Reproduce the records without their pictures, keeping every word as it is.

━━━ Data provided

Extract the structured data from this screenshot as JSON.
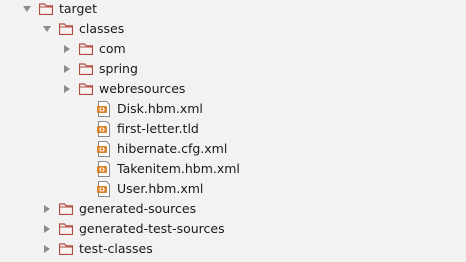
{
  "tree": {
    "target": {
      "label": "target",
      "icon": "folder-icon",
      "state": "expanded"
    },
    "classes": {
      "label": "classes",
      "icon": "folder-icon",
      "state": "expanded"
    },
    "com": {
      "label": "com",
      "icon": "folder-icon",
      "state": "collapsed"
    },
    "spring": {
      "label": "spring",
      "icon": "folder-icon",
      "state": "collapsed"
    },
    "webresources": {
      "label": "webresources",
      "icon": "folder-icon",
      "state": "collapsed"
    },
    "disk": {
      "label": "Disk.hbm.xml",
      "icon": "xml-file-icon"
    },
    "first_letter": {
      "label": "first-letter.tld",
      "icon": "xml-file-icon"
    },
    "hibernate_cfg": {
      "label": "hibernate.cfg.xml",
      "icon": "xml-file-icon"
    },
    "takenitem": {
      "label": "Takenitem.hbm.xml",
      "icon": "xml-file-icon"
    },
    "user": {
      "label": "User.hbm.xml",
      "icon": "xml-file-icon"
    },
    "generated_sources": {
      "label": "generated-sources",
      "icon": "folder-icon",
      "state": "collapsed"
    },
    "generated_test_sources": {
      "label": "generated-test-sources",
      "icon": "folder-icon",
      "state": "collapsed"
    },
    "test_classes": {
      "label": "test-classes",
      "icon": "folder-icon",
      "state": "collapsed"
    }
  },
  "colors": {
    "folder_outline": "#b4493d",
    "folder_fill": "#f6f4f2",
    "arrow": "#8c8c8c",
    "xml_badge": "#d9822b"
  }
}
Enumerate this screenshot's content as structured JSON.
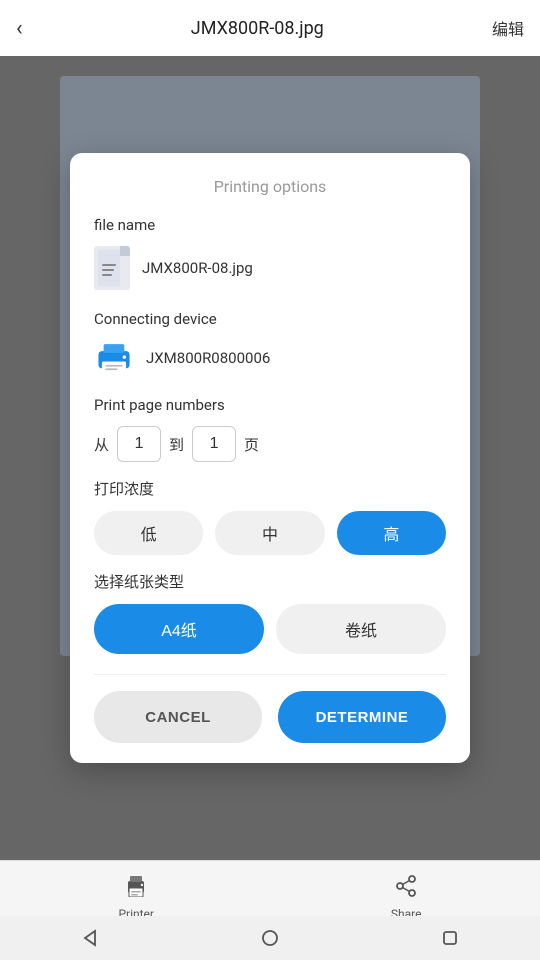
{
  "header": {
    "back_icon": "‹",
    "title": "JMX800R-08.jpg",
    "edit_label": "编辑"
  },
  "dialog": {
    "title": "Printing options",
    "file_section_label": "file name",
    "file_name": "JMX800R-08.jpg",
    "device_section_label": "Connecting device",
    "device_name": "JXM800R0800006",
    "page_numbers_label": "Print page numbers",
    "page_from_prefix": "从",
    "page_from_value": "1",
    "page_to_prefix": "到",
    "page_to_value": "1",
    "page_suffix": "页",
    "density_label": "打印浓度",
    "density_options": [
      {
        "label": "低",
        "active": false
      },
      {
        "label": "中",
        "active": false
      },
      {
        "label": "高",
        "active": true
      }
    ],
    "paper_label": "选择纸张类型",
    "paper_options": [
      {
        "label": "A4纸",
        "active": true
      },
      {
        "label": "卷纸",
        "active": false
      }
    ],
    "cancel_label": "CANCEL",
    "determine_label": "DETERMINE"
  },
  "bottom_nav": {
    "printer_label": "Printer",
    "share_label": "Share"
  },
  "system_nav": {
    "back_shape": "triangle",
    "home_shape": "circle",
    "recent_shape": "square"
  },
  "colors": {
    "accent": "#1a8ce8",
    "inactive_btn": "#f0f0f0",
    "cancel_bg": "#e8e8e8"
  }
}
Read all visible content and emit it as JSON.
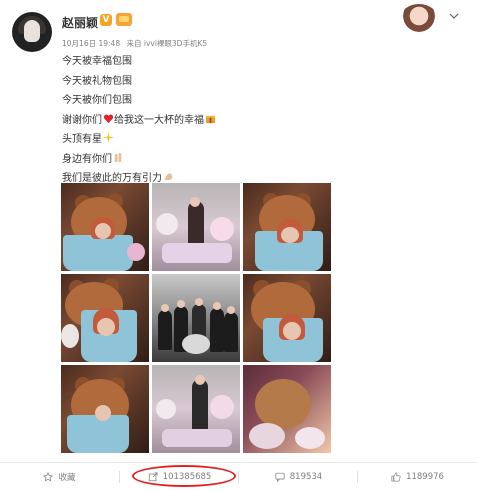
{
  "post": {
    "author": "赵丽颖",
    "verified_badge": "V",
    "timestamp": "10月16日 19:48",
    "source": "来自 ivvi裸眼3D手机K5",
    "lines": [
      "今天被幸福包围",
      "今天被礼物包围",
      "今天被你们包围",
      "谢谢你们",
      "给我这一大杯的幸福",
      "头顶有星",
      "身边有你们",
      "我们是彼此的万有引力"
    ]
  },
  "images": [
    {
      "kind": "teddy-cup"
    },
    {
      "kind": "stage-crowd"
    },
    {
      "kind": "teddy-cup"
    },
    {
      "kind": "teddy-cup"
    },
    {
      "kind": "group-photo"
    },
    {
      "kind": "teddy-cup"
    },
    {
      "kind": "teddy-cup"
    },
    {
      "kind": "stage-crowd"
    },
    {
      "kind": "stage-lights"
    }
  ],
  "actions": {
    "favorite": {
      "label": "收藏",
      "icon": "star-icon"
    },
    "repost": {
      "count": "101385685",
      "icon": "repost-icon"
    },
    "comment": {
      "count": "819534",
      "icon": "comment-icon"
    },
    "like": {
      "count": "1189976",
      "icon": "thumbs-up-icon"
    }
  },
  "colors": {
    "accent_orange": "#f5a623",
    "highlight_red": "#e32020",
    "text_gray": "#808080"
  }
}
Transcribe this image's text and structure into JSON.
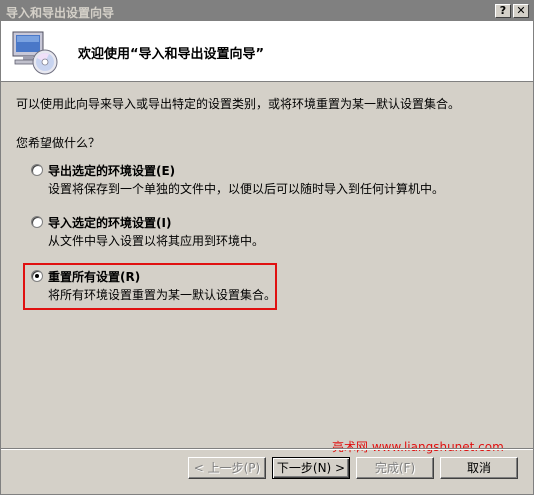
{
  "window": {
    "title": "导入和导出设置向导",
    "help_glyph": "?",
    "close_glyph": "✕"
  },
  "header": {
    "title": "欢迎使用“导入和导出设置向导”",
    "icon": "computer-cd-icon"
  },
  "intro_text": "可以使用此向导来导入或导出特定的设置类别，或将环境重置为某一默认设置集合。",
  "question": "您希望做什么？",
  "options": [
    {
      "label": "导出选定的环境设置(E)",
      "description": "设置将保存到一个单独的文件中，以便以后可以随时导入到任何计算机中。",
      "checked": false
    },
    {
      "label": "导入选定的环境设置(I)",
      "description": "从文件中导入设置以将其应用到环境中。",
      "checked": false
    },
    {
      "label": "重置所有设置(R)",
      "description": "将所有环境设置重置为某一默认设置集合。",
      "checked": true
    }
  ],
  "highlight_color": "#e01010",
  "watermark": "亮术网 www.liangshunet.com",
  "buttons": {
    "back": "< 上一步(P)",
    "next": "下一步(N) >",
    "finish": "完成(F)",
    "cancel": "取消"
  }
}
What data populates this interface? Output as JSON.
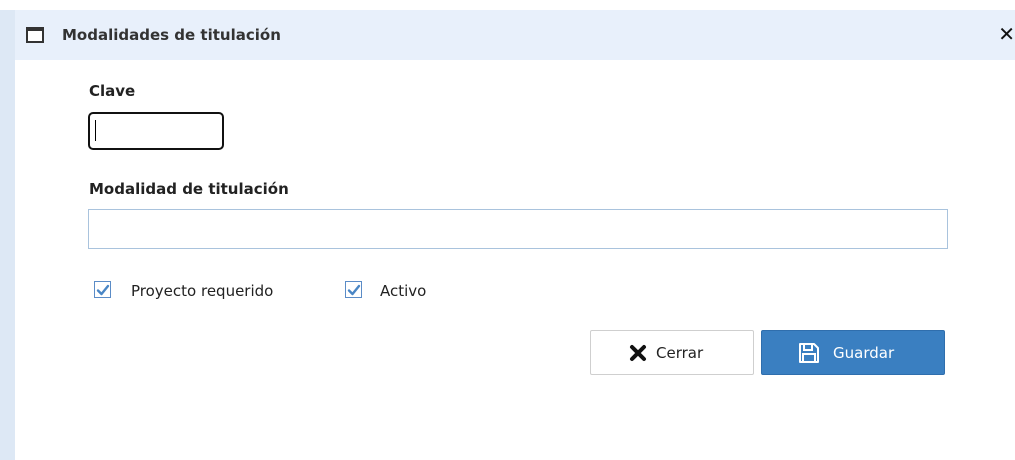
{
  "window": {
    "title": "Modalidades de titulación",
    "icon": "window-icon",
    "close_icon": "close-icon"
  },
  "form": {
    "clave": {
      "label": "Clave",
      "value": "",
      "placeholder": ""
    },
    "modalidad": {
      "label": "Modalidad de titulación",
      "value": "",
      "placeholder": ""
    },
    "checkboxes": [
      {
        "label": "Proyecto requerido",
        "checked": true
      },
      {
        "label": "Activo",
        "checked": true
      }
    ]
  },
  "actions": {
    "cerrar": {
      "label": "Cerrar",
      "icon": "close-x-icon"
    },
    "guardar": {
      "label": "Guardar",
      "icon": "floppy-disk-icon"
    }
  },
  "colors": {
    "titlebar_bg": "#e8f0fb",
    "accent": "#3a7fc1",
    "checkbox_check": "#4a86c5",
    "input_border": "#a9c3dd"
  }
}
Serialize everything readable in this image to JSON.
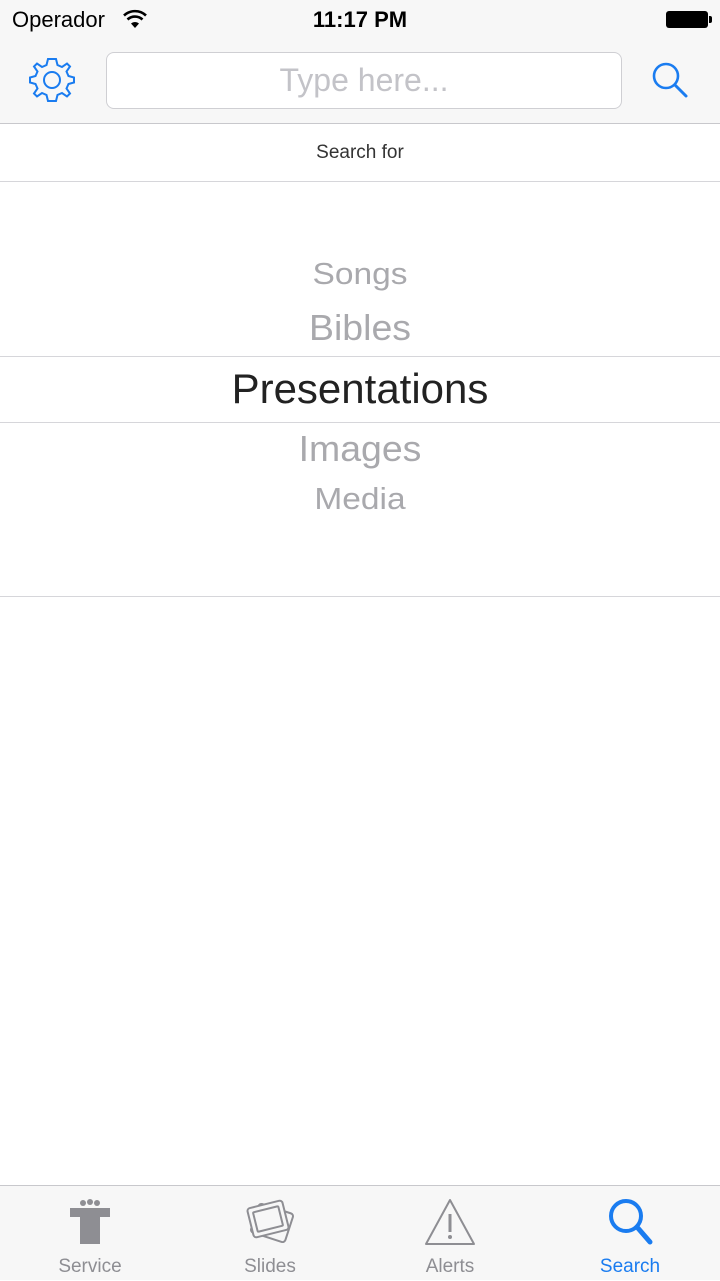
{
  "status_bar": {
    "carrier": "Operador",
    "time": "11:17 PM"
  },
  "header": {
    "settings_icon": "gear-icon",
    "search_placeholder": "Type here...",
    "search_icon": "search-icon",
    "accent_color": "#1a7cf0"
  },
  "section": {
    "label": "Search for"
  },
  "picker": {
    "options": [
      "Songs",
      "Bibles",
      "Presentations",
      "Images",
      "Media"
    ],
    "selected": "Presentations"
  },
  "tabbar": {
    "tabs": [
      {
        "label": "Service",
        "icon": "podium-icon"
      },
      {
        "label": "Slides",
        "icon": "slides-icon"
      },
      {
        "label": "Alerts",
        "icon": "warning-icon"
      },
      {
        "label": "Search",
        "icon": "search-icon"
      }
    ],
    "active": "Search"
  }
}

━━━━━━

- [Expected output]:
Extract the structured data from this screenshot as JSON.
{
  "tree": {
    "target": {
      "label": "target",
      "icon": "folder-icon",
      "state": "expanded"
    },
    "classes": {
      "label": "classes",
      "icon": "folder-icon",
      "state": "expanded"
    },
    "com": {
      "label": "com",
      "icon": "folder-icon",
      "state": "collapsed"
    },
    "spring": {
      "label": "spring",
      "icon": "folder-icon",
      "state": "collapsed"
    },
    "webresources": {
      "label": "webresources",
      "icon": "folder-icon",
      "state": "collapsed"
    },
    "disk": {
      "label": "Disk.hbm.xml",
      "icon": "xml-file-icon"
    },
    "first_letter": {
      "label": "first-letter.tld",
      "icon": "xml-file-icon"
    },
    "hibernate_cfg": {
      "label": "hibernate.cfg.xml",
      "icon": "xml-file-icon"
    },
    "takenitem": {
      "label": "Takenitem.hbm.xml",
      "icon": "xml-file-icon"
    },
    "user": {
      "label": "User.hbm.xml",
      "icon": "xml-file-icon"
    },
    "generated_sources": {
      "label": "generated-sources",
      "icon": "folder-icon",
      "state": "collapsed"
    },
    "generated_test_sources": {
      "label": "generated-test-sources",
      "icon": "folder-icon",
      "state": "collapsed"
    },
    "test_classes": {
      "label": "test-classes",
      "icon": "folder-icon",
      "state": "collapsed"
    }
  },
  "colors": {
    "folder_outline": "#b4493d",
    "folder_fill": "#f6f4f2",
    "arrow": "#8c8c8c",
    "xml_badge": "#d9822b"
  }
}
Enumerate this screenshot's content as structured JSON.
{
  "header": {
    "back_icon": "‹",
    "title": "JMX800R-08.jpg",
    "edit_label": "编辑"
  },
  "dialog": {
    "title": "Printing options",
    "file_section_label": "file name",
    "file_name": "JMX800R-08.jpg",
    "device_section_label": "Connecting device",
    "device_name": "JXM800R0800006",
    "page_numbers_label": "Print page numbers",
    "page_from_prefix": "从",
    "page_from_value": "1",
    "page_to_prefix": "到",
    "page_to_value": "1",
    "page_suffix": "页",
    "density_label": "打印浓度",
    "density_options": [
      {
        "label": "低",
        "active": false
      },
      {
        "label": "中",
        "active": false
      },
      {
        "label": "高",
        "active": true
      }
    ],
    "paper_label": "选择纸张类型",
    "paper_options": [
      {
        "label": "A4纸",
        "active": true
      },
      {
        "label": "卷纸",
        "active": false
      }
    ],
    "cancel_label": "CANCEL",
    "determine_label": "DETERMINE"
  },
  "bottom_nav": {
    "printer_label": "Printer",
    "share_label": "Share"
  },
  "system_nav": {
    "back_shape": "triangle",
    "home_shape": "circle",
    "recent_shape": "square"
  },
  "colors": {
    "accent": "#1a8ce8",
    "inactive_btn": "#f0f0f0",
    "cancel_bg": "#e8e8e8"
  }
}
Read all visible content and emit it as JSON.
{
  "post": {
    "author": "赵丽颖",
    "verified_badge": "V",
    "timestamp": "10月16日 19:48",
    "source": "来自 ivvi裸眼3D手机K5",
    "lines": [
      "今天被幸福包围",
      "今天被礼物包围",
      "今天被你们包围",
      "谢谢你们",
      "给我这一大杯的幸福",
      "头顶有星",
      "身边有你们",
      "我们是彼此的万有引力"
    ]
  },
  "images": [
    {
      "kind": "teddy-cup"
    },
    {
      "kind": "stage-crowd"
    },
    {
      "kind": "teddy-cup"
    },
    {
      "kind": "teddy-cup"
    },
    {
      "kind": "group-photo"
    },
    {
      "kind": "teddy-cup"
    },
    {
      "kind": "teddy-cup"
    },
    {
      "kind": "stage-crowd"
    },
    {
      "kind": "stage-lights"
    }
  ],
  "actions": {
    "favorite": {
      "label": "收藏",
      "icon": "star-icon"
    },
    "repost": {
      "count": "101385685",
      "icon": "repost-icon"
    },
    "comment": {
      "count": "819534",
      "icon": "comment-icon"
    },
    "like": {
      "count": "1189976",
      "icon": "thumbs-up-icon"
    }
  },
  "colors": {
    "accent_orange": "#f5a623",
    "highlight_red": "#e32020",
    "text_gray": "#808080"
  }
}
Transcribe this image's text and structure into JSON.
{
  "window": {
    "title": "导入和导出设置向导",
    "help_glyph": "?",
    "close_glyph": "✕"
  },
  "header": {
    "title": "欢迎使用“导入和导出设置向导”",
    "icon": "computer-cd-icon"
  },
  "intro_text": "可以使用此向导来导入或导出特定的设置类别，或将环境重置为某一默认设置集合。",
  "question": "您希望做什么？",
  "options": [
    {
      "label": "导出选定的环境设置(E)",
      "description": "设置将保存到一个单独的文件中，以便以后可以随时导入到任何计算机中。",
      "checked": false
    },
    {
      "label": "导入选定的环境设置(I)",
      "description": "从文件中导入设置以将其应用到环境中。",
      "checked": false
    },
    {
      "label": "重置所有设置(R)",
      "description": "将所有环境设置重置为某一默认设置集合。",
      "checked": true
    }
  ],
  "highlight_color": "#e01010",
  "watermark": "亮术网 www.liangshunet.com",
  "buttons": {
    "back": "< 上一步(P)",
    "next": "下一步(N) >",
    "finish": "完成(F)",
    "cancel": "取消"
  }
}
What data populates this interface? Output as JSON.
{
  "window": {
    "title": "Modalidades de titulación",
    "icon": "window-icon",
    "close_icon": "close-icon"
  },
  "form": {
    "clave": {
      "label": "Clave",
      "value": "",
      "placeholder": ""
    },
    "modalidad": {
      "label": "Modalidad de titulación",
      "value": "",
      "placeholder": ""
    },
    "checkboxes": [
      {
        "label": "Proyecto requerido",
        "checked": true
      },
      {
        "label": "Activo",
        "checked": true
      }
    ]
  },
  "actions": {
    "cerrar": {
      "label": "Cerrar",
      "icon": "close-x-icon"
    },
    "guardar": {
      "label": "Guardar",
      "icon": "floppy-disk-icon"
    }
  },
  "colors": {
    "titlebar_bg": "#e8f0fb",
    "accent": "#3a7fc1",
    "checkbox_check": "#4a86c5",
    "input_border": "#a9c3dd"
  }
}
Serialize everything readable in this image to JSON.
{
  "status_bar": {
    "carrier": "Operador",
    "time": "11:17 PM"
  },
  "header": {
    "settings_icon": "gear-icon",
    "search_placeholder": "Type here...",
    "search_icon": "search-icon",
    "accent_color": "#1a7cf0"
  },
  "section": {
    "label": "Search for"
  },
  "picker": {
    "options": [
      "Songs",
      "Bibles",
      "Presentations",
      "Images",
      "Media"
    ],
    "selected": "Presentations"
  },
  "tabbar": {
    "tabs": [
      {
        "label": "Service",
        "icon": "podium-icon"
      },
      {
        "label": "Slides",
        "icon": "slides-icon"
      },
      {
        "label": "Alerts",
        "icon": "warning-icon"
      },
      {
        "label": "Search",
        "icon": "search-icon"
      }
    ],
    "active": "Search"
  }
}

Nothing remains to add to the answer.